(Given records):
---
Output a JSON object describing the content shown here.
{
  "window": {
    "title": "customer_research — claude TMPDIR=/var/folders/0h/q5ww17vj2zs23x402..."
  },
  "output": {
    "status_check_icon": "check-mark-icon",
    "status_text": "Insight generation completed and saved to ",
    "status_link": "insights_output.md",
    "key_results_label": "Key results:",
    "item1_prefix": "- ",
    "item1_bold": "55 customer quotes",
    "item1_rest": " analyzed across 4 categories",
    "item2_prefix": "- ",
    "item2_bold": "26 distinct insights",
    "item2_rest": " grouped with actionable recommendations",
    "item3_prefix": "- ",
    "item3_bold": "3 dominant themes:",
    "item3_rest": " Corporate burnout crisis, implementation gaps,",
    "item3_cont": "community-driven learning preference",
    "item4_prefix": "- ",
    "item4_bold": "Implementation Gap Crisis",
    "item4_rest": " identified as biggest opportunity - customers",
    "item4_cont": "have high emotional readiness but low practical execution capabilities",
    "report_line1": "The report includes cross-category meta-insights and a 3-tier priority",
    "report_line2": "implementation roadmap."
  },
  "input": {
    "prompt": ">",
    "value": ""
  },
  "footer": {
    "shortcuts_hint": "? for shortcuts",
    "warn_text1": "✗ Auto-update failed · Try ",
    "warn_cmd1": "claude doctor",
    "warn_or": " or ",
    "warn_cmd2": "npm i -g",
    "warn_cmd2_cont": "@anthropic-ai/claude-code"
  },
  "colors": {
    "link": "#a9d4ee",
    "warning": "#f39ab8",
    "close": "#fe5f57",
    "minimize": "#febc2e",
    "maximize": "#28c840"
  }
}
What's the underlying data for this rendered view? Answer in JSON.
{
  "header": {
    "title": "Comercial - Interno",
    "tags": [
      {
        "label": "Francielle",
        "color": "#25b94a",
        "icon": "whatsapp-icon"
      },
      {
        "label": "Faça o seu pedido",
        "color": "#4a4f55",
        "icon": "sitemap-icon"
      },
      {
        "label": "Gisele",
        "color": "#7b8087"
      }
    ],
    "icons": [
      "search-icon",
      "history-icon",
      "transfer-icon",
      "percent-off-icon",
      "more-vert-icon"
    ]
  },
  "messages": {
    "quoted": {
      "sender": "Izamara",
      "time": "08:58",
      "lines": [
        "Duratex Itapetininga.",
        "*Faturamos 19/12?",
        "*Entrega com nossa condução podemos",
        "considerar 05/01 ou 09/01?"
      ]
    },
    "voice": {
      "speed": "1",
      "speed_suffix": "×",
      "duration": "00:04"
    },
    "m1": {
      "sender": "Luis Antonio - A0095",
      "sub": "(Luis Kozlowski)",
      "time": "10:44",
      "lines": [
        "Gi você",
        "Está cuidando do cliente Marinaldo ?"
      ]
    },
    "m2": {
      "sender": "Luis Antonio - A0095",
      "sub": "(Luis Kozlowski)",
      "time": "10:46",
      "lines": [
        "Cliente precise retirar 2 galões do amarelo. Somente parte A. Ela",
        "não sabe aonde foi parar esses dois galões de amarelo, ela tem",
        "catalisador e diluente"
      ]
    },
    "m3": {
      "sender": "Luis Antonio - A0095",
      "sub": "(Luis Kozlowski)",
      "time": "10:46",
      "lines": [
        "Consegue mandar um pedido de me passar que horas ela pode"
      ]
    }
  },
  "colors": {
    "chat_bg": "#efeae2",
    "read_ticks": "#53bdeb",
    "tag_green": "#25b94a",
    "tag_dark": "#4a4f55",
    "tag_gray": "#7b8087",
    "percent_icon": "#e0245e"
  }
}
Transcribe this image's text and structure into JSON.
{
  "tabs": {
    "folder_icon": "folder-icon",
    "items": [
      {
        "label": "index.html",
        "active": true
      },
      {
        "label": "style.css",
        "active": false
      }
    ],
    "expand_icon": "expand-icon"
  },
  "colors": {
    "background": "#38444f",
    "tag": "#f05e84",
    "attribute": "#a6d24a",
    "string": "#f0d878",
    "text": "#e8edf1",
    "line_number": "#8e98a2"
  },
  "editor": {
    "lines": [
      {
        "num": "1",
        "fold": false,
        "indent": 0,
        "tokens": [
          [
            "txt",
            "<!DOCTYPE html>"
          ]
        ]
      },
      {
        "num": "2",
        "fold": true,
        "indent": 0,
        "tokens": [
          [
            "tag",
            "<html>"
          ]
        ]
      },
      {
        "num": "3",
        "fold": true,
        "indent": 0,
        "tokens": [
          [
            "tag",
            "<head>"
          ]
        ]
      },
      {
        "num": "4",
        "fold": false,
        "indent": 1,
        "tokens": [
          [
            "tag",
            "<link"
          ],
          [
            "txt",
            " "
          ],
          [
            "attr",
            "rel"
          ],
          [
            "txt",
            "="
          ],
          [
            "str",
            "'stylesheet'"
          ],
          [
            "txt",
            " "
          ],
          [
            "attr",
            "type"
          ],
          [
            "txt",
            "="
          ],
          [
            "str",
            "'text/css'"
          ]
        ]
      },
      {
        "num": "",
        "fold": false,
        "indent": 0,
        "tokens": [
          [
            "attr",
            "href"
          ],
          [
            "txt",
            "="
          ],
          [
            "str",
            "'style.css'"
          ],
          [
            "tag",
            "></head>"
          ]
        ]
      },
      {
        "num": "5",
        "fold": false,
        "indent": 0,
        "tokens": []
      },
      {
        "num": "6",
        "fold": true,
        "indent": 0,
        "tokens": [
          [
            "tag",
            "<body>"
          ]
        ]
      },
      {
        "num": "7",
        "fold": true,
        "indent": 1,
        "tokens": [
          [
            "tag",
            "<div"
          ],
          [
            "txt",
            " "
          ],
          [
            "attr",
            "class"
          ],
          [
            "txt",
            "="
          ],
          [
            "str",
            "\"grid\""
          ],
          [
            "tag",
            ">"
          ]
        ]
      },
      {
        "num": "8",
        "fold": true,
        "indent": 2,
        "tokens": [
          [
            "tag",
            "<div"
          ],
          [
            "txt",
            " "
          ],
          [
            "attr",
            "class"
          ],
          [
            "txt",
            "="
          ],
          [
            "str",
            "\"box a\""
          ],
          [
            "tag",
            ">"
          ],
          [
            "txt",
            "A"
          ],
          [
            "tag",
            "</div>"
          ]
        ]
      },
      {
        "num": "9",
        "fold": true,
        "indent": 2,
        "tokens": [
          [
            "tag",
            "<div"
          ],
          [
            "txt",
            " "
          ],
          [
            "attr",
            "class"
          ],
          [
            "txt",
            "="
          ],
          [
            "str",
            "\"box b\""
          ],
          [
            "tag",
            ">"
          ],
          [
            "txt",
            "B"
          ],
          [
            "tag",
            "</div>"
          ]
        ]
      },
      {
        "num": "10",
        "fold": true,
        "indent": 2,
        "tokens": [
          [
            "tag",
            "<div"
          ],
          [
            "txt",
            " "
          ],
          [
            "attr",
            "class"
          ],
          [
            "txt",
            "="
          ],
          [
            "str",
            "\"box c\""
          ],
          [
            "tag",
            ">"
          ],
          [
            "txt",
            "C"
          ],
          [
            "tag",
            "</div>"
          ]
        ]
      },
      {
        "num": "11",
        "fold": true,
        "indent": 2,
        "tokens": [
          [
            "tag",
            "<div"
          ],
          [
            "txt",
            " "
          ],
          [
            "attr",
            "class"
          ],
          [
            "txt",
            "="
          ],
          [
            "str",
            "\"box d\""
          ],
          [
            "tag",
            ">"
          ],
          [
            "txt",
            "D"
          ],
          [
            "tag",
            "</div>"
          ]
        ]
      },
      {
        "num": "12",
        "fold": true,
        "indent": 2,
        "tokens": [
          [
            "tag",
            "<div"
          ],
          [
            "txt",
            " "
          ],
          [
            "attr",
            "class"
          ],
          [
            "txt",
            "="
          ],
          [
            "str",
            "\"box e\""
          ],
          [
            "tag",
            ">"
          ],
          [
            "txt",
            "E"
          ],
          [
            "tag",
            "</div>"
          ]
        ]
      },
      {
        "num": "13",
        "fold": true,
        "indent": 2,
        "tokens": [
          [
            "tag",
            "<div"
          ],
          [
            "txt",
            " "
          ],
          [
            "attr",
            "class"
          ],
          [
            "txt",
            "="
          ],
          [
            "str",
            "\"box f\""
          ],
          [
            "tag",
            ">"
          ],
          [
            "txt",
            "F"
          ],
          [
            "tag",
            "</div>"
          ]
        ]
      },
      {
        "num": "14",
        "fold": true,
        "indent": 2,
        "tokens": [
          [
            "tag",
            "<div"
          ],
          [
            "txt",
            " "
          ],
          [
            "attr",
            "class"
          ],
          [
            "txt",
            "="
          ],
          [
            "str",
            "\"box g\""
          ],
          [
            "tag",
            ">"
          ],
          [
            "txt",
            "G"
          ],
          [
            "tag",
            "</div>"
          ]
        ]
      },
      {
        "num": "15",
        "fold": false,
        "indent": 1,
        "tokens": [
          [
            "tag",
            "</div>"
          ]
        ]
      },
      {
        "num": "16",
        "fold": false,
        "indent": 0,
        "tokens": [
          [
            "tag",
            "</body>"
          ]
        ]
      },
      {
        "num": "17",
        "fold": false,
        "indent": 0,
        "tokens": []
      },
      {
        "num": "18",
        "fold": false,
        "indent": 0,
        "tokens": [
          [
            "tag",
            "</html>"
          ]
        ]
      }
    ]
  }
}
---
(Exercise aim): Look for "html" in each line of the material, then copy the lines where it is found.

(Expected answer):
        "label": "index.html",
            "<!DOCTYPE html>"
            "<html>"
            "</html>"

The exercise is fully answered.